1 – Huston Street, Colorado Rockies
Basically this deal works timing wise more than anything.
Huston Street will probably be a free agent after the 2012 season, just when I believe Mariano Rivera will retire.
When healthy, Huston is nothing less than very effective. He throws strikes, changes speeds and strikes out hitters at a good (although not great) rate.
Street just does not allow many hitters to get good contact off him. His career WHIP is 1.023 in 343 career innings.
Street is signed through 2012, but has a player option for $9 million in 2013. Assuming he is healthy and still effective at the then age of 28, if Street knows Rivera is retiring and the Yankees (among others) need a closer, Huston would be smart to decline the option and become a free agent.
The Yankees could easily give him a multi-year deal at $10 million per.
Street was rumored to be coming to the Yankees near the 2009 trade deadline, but the Yankees will have to wait a few seasons for his eventual arrival.
Odds of being the next Yankee closer – 3:1.
Honorable Mention – Current Yankee Farmhands
I would always allow a younger player to get an opportunity over a major league free agent, but the future job of Yankee closer is going to have so much scrutiny, it might not be a good idea to have a young player in that role.
It would not be fair to that youngster, and not fair to the fans, who would demand instant success. The role of closer is not allowed to have any failures, especially coming off the retirement of Mariano Rivera.
But the Yankees do have an abundance of young pitchers with strong arms, routinely hitting 95 MPH, with good control and two out pitches.
If the eventual closer was from the current ranks of farmhands, one of these young pitchers would likely be the next one:
Andrew Brackman – this 25 year old stands 6’10” and has finally become the prospect he was once destined.
Now two years removed from Tommy John surgery, Brackman has been successful this year as a starting pitcher at High A Tampa, andwas then promoted to Double A Trenton.
He finally harnessed the one negative in his game—pitching control.

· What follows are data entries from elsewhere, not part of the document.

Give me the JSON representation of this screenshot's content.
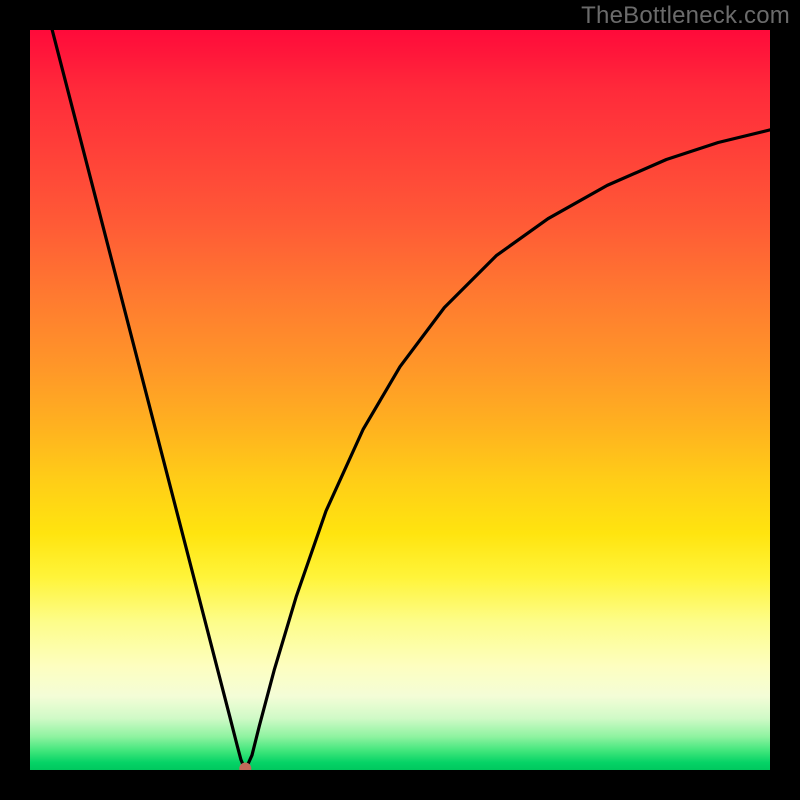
{
  "watermark": "TheBottleneck.com",
  "chart_data": {
    "type": "line",
    "title": "",
    "xlabel": "",
    "ylabel": "",
    "xlim": [
      0,
      1
    ],
    "ylim": [
      0,
      1
    ],
    "series": [
      {
        "name": "curve",
        "x": [
          0.03,
          0.06,
          0.09,
          0.12,
          0.15,
          0.18,
          0.21,
          0.24,
          0.255,
          0.27,
          0.28,
          0.285,
          0.291,
          0.3,
          0.31,
          0.33,
          0.36,
          0.4,
          0.45,
          0.5,
          0.56,
          0.63,
          0.7,
          0.78,
          0.86,
          0.93,
          1.0
        ],
        "values": [
          1.0,
          0.884,
          0.768,
          0.652,
          0.536,
          0.42,
          0.304,
          0.188,
          0.13,
          0.072,
          0.033,
          0.014,
          0.0,
          0.02,
          0.06,
          0.135,
          0.235,
          0.35,
          0.46,
          0.545,
          0.625,
          0.695,
          0.745,
          0.79,
          0.825,
          0.848,
          0.865
        ]
      }
    ],
    "marker": {
      "x": 0.291,
      "y": 0.002
    },
    "legend": ""
  },
  "colors": {
    "gradient_top": "#ff0a3a",
    "gradient_bottom": "#00c85e",
    "curve": "#000000",
    "marker": "#c26a5a",
    "frame": "#000000",
    "watermark": "#6b6b6b"
  }
}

Cleaning up some mechanical issues has allowed Brackman to reduce his walks to only 16 in 80 innings in 2010.
During the debacle which was his 2009 season in Low A Charleston, Brackman’s only success was when he was sent to the bullpen. While better than normal his first handful of relief appearances, his last four stints were stellar.
He did not walk anyone over those ten innings, allowing only six hits with no runs, HBP, or wild pitches while striking out nine.
Brackman has now begun to throw a sharp slider at 87 MPH to go along with his hammer curve and fastball which has now hit 96 MPH.
With all the Yankees’ starting pitcher prospects in the system, Brackman might be better suited in the bullpen.
History has already shown he can succeed there.
Graham Stoneburner – this guy has what it takes to be successful as a major league bullpen arm. He has a fastball at 95-96 MPH and a nasty slider which generates lots of swings and misses.
Here is my report on him from one of his Charleston starts.
He walks relatively few hitters, allows few hits and has one of the best WHIPs in the entire minors. He has also struck out exactly a batter per inning so far in 2010.
He was promoted so far this year from Low A Charleston to High A Tampa and likely will stay in steamy Florida State League all season.
It is only Single A baseball, but Stoneburner continues to impress the Yankee brass with his stuff and mound presence.
If he does not consistently generate a third pitch, like his improving change up, Stoneburner could make his major league debut in the bullpen as soon as next season.
Tim Norton – a real long shot as this 27-year-old has spent most of his career on various disabled lists, including missing the entire 2008 season with a shoulder injury requiring surgery.
But I have liked his pitching style since seeing him in short season Staten Island in 2006.
But when he recently returned this season, he was nothing short of dominant, striking out well more than one per inning and having a WHIP well below 1.000. Norton has scrapped his splitter, which I have always said harms shoulders more than any other pitching factor.
But Norton, who has a serious nasty pitching mentality to dominate, is hurt again and on the Double A Trenton disabled list.